A must-read for any cat lover, Cat Sense offers humane, penetrating insights about the domestic cat that challenge our most basic assumptions and promise to dramatically improve our pets' lives--and ours.
Publishers Weekly® Reviews
- Reviewed in: Publishers Weekly, page .
- Review Date: 2013-07-01
- Reviewer: Staff

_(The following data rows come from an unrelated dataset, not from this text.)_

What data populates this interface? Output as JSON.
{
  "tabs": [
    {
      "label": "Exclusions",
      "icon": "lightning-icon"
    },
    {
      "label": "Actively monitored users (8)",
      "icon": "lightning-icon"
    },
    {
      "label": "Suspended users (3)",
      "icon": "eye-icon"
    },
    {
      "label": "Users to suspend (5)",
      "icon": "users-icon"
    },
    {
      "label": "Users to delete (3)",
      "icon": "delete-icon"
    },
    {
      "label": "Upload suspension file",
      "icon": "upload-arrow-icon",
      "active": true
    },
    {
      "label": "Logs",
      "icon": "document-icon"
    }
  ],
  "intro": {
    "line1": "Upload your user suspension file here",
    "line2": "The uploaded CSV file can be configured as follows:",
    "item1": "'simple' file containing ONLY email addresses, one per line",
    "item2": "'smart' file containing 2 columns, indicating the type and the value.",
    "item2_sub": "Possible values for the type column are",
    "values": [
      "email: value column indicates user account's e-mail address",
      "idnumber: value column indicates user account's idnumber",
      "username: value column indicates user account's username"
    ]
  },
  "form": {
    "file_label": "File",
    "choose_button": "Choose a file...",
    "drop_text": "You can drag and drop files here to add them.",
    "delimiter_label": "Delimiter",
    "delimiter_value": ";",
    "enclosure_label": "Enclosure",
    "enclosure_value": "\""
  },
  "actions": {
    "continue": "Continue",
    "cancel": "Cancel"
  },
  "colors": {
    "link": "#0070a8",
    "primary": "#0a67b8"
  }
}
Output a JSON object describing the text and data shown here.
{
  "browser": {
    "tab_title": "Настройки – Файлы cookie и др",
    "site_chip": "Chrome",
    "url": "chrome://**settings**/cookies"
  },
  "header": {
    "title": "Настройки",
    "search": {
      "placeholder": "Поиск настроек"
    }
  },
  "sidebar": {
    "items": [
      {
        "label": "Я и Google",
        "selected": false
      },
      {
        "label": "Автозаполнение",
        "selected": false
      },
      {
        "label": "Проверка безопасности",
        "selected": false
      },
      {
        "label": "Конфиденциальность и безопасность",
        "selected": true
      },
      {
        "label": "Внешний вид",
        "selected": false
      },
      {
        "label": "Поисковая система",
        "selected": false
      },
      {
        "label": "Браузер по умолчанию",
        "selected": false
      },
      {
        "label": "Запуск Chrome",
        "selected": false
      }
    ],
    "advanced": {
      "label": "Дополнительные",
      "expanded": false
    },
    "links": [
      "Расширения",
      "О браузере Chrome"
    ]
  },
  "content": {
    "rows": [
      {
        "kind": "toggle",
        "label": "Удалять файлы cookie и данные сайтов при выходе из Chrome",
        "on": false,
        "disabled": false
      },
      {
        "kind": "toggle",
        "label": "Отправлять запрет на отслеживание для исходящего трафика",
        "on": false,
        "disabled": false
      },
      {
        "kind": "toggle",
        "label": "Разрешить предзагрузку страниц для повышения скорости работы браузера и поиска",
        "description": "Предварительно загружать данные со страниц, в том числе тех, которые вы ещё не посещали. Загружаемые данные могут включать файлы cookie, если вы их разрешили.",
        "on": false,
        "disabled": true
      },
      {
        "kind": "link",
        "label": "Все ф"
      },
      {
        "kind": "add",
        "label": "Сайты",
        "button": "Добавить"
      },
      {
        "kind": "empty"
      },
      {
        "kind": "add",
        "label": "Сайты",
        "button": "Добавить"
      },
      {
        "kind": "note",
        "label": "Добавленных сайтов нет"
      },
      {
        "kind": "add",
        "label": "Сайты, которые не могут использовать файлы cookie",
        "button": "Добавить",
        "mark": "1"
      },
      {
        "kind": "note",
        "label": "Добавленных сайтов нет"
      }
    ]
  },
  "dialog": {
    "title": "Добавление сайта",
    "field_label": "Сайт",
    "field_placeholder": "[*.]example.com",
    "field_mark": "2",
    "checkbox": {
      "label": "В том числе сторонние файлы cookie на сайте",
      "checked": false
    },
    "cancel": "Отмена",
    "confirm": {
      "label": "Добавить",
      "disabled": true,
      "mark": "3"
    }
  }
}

Bradshaw (Dog Sense), foundation director of the Anthrozoology Institute at the University of Bristol, engagingly synthesizes recent academic research about cats. Chapters covering the origins of cat domestication, feline emotions, and behavior, and the challenges cats face in the future, balance kernels of facts with thoughtful and surprisingly analyses. For example, Bradshaw recounts the evolution from wild cat to domesticated animal: the invention of storage facilities for grain attracted rodent pests, which in turn attracted wild cats, who eventually became reliant on the perpetual food source of rats and mice, and became domesticated over time. Contrary to popular belief, a cat’s purr is not a sign of contentment; rather, it is a request for “someone else, whether cat or human, to do something for it,” such as prolonging “the circumstances that are making” the cat contented. Bradshaw convincingly argues that cats are not—or should not be—low-maintenance, and that their reputation for being so is a barrier to their owners spending the time needed to train them. Readable, practical, and original, this is likely to become the go-to book for understanding cat behavior. Agent: Patrick Walsh, Conville & Walsh. (Sept.)